━━ PROVIDED RECORDS ━━

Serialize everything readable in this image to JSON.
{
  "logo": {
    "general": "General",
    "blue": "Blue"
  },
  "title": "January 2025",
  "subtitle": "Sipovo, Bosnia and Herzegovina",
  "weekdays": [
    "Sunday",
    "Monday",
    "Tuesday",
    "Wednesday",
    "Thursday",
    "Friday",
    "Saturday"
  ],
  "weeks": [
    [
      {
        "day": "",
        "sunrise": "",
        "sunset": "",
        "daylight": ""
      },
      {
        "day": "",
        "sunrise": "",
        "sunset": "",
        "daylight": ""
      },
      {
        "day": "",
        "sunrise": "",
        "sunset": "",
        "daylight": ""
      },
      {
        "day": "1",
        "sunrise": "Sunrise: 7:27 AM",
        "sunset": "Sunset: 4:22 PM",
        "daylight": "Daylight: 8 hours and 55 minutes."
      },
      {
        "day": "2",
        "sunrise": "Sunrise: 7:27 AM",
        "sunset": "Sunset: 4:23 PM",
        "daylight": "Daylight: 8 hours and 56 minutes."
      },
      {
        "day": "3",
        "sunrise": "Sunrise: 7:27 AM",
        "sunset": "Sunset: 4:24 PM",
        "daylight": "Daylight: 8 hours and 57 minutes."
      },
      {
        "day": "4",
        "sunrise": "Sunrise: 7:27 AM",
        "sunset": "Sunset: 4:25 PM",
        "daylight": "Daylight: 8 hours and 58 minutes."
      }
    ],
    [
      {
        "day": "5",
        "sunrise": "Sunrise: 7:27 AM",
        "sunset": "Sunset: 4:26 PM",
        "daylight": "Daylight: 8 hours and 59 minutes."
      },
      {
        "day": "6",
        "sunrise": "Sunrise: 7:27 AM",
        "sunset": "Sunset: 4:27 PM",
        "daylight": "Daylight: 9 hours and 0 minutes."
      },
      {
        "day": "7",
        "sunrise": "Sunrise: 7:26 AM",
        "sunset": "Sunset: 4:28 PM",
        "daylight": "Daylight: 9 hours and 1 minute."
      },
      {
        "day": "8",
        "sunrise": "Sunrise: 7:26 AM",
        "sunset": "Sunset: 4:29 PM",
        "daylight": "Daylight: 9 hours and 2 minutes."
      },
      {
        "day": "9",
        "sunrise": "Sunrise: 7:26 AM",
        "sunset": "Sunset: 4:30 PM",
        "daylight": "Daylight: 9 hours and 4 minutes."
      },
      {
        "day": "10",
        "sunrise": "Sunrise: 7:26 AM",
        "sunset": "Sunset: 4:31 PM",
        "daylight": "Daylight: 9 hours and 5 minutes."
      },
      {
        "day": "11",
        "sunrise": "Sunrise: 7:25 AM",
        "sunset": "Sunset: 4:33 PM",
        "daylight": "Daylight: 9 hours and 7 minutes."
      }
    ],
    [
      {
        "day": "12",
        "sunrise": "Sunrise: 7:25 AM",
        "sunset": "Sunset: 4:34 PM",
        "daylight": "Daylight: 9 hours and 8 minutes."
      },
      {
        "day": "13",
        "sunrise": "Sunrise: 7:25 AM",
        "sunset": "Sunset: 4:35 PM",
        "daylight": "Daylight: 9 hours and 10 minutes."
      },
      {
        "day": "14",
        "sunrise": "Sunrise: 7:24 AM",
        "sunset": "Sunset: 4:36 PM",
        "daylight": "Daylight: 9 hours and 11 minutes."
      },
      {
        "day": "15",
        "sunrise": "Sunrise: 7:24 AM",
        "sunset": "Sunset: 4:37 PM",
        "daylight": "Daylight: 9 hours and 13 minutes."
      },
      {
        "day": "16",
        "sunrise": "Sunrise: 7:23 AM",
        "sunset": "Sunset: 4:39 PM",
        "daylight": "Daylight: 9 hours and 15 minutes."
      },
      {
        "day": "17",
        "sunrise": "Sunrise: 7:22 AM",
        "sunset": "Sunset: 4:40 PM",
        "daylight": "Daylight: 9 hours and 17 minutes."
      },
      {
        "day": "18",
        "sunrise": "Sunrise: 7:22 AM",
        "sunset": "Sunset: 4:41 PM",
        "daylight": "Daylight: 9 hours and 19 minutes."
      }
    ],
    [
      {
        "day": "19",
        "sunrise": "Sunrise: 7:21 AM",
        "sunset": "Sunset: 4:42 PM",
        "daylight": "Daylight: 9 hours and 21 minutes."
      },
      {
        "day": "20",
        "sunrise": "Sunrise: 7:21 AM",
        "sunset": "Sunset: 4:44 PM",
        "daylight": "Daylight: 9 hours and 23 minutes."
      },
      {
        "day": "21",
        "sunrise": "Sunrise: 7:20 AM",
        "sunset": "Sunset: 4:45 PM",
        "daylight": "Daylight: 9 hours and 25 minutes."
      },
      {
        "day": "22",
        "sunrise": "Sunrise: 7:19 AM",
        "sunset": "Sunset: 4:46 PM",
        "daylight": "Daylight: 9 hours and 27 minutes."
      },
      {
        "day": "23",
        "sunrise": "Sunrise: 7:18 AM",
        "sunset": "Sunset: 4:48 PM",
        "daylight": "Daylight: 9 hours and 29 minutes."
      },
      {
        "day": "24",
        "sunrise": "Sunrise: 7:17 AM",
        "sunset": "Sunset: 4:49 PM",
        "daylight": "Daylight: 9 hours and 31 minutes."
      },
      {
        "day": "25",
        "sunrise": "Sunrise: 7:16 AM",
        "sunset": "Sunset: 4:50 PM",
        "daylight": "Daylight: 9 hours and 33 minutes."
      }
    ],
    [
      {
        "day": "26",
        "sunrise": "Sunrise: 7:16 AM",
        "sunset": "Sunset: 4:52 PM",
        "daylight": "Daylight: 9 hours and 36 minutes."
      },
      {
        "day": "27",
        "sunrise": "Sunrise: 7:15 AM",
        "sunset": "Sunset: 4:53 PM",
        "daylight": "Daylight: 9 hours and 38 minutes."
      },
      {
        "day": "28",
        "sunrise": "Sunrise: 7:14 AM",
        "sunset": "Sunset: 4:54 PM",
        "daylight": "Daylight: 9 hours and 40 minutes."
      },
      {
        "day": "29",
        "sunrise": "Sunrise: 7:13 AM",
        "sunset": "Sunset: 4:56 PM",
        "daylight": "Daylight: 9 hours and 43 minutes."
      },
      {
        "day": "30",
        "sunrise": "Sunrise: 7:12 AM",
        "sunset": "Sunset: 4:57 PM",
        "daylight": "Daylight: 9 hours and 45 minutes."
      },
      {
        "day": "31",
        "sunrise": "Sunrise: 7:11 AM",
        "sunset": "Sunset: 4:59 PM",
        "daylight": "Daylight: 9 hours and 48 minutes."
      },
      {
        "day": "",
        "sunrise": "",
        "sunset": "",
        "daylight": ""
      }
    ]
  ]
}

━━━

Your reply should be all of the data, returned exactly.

Serialize everything readable in this image to JSON.
{
  "logo": {
    "general": "General",
    "blue": "Blue"
  },
  "title": "January 2025",
  "subtitle": "Sipovo, Bosnia and Herzegovina",
  "weekdays": [
    "Sunday",
    "Monday",
    "Tuesday",
    "Wednesday",
    "Thursday",
    "Friday",
    "Saturday"
  ],
  "weeks": [
    [
      {
        "day": "",
        "sunrise": "",
        "sunset": "",
        "daylight": ""
      },
      {
        "day": "",
        "sunrise": "",
        "sunset": "",
        "daylight": ""
      },
      {
        "day": "",
        "sunrise": "",
        "sunset": "",
        "daylight": ""
      },
      {
        "day": "1",
        "sunrise": "Sunrise: 7:27 AM",
        "sunset": "Sunset: 4:22 PM",
        "daylight": "Daylight: 8 hours and 55 minutes."
      },
      {
        "day": "2",
        "sunrise": "Sunrise: 7:27 AM",
        "sunset": "Sunset: 4:23 PM",
        "daylight": "Daylight: 8 hours and 56 minutes."
      },
      {
        "day": "3",
        "sunrise": "Sunrise: 7:27 AM",
        "sunset": "Sunset: 4:24 PM",
        "daylight": "Daylight: 8 hours and 57 minutes."
      },
      {
        "day": "4",
        "sunrise": "Sunrise: 7:27 AM",
        "sunset": "Sunset: 4:25 PM",
        "daylight": "Daylight: 8 hours and 58 minutes."
      }
    ],
    [
      {
        "day": "5",
        "sunrise": "Sunrise: 7:27 AM",
        "sunset": "Sunset: 4:26 PM",
        "daylight": "Daylight: 8 hours and 59 minutes."
      },
      {
        "day": "6",
        "sunrise": "Sunrise: 7:27 AM",
        "sunset": "Sunset: 4:27 PM",
        "daylight": "Daylight: 9 hours and 0 minutes."
      },
      {
        "day": "7",
        "sunrise": "Sunrise: 7:26 AM",
        "sunset": "Sunset: 4:28 PM",
        "daylight": "Daylight: 9 hours and 1 minute."
      },
      {
        "day": "8",
        "sunrise": "Sunrise: 7:26 AM",
        "sunset": "Sunset: 4:29 PM",
        "daylight": "Daylight: 9 hours and 2 minutes."
      },
      {
        "day": "9",
        "sunrise": "Sunrise: 7:26 AM",
        "sunset": "Sunset: 4:30 PM",
        "daylight": "Daylight: 9 hours and 4 minutes."
      },
      {
        "day": "10",
        "sunrise": "Sunrise: 7:26 AM",
        "sunset": "Sunset: 4:31 PM",
        "daylight": "Daylight: 9 hours and 5 minutes."
      },
      {
        "day": "11",
        "sunrise": "Sunrise: 7:25 AM",
        "sunset": "Sunset: 4:33 PM",
        "daylight": "Daylight: 9 hours and 7 minutes."
      }
    ],
    [
      {
        "day": "12",
        "sunrise": "Sunrise: 7:25 AM",
        "sunset": "Sunset: 4:34 PM",
        "daylight": "Daylight: 9 hours and 8 minutes."
      },
      {
        "day": "13",
        "sunrise": "Sunrise: 7:25 AM",
        "sunset": "Sunset: 4:35 PM",
        "daylight": "Daylight: 9 hours and 10 minutes."
      },
      {
        "day": "14",
        "sunrise": "Sunrise: 7:24 AM",
        "sunset": "Sunset: 4:36 PM",
        "daylight": "Daylight: 9 hours and 11 minutes."
      },
      {
        "day": "15",
        "sunrise": "Sunrise: 7:24 AM",
        "sunset": "Sunset: 4:37 PM",
        "daylight": "Daylight: 9 hours and 13 minutes."
      },
      {
        "day": "16",
        "sunrise": "Sunrise: 7:23 AM",
        "sunset": "Sunset: 4:39 PM",
        "daylight": "Daylight: 9 hours and 15 minutes."
      },
      {
        "day": "17",
        "sunrise": "Sunrise: 7:22 AM",
        "sunset": "Sunset: 4:40 PM",
        "daylight": "Daylight: 9 hours and 17 minutes."
      },
      {
        "day": "18",
        "sunrise": "Sunrise: 7:22 AM",
        "sunset": "Sunset: 4:41 PM",
        "daylight": "Daylight: 9 hours and 19 minutes."
      }
    ],
    [
      {
        "day": "19",
        "sunrise": "Sunrise: 7:21 AM",
        "sunset": "Sunset: 4:42 PM",
        "daylight": "Daylight: 9 hours and 21 minutes."
      },
      {
        "day": "20",
        "sunrise": "Sunrise: 7:21 AM",
        "sunset": "Sunset: 4:44 PM",
        "daylight": "Daylight: 9 hours and 23 minutes."
      },
      {
        "day": "21",
        "sunrise": "Sunrise: 7:20 AM",
        "sunset": "Sunset: 4:45 PM",
        "daylight": "Daylight: 9 hours and 25 minutes."
      },
      {
        "day": "22",
        "sunrise": "Sunrise: 7:19 AM",
        "sunset": "Sunset: 4:46 PM",
        "daylight": "Daylight: 9 hours and 27 minutes."
      },
      {
        "day": "23",
        "sunrise": "Sunrise: 7:18 AM",
        "sunset": "Sunset: 4:48 PM",
        "daylight": "Daylight: 9 hours and 29 minutes."
      },
      {
        "day": "24",
        "sunrise": "Sunrise: 7:17 AM",
        "sunset": "Sunset: 4:49 PM",
        "daylight": "Daylight: 9 hours and 31 minutes."
      },
      {
        "day": "25",
        "sunrise": "Sunrise: 7:16 AM",
        "sunset": "Sunset: 4:50 PM",
        "daylight": "Daylight: 9 hours and 33 minutes."
      }
    ],
    [
      {
        "day": "26",
        "sunrise": "Sunrise: 7:16 AM",
        "sunset": "Sunset: 4:52 PM",
        "daylight": "Daylight: 9 hours and 36 minutes."
      },
      {
        "day": "27",
        "sunrise": "Sunrise: 7:15 AM",
        "sunset": "Sunset: 4:53 PM",
        "daylight": "Daylight: 9 hours and 38 minutes."
      },
      {
        "day": "28",
        "sunrise": "Sunrise: 7:14 AM",
        "sunset": "Sunset: 4:54 PM",
        "daylight": "Daylight: 9 hours and 40 minutes."
      },
      {
        "day": "29",
        "sunrise": "Sunrise: 7:13 AM",
        "sunset": "Sunset: 4:56 PM",
        "daylight": "Daylight: 9 hours and 43 minutes."
      },
      {
        "day": "30",
        "sunrise": "Sunrise: 7:12 AM",
        "sunset": "Sunset: 4:57 PM",
        "daylight": "Daylight: 9 hours and 45 minutes."
      },
      {
        "day": "31",
        "sunrise": "Sunrise: 7:11 AM",
        "sunset": "Sunset: 4:59 PM",
        "daylight": "Daylight: 9 hours and 48 minutes."
      },
      {
        "day": "",
        "sunrise": "",
        "sunset": "",
        "daylight": ""
      }
    ]
  ]
}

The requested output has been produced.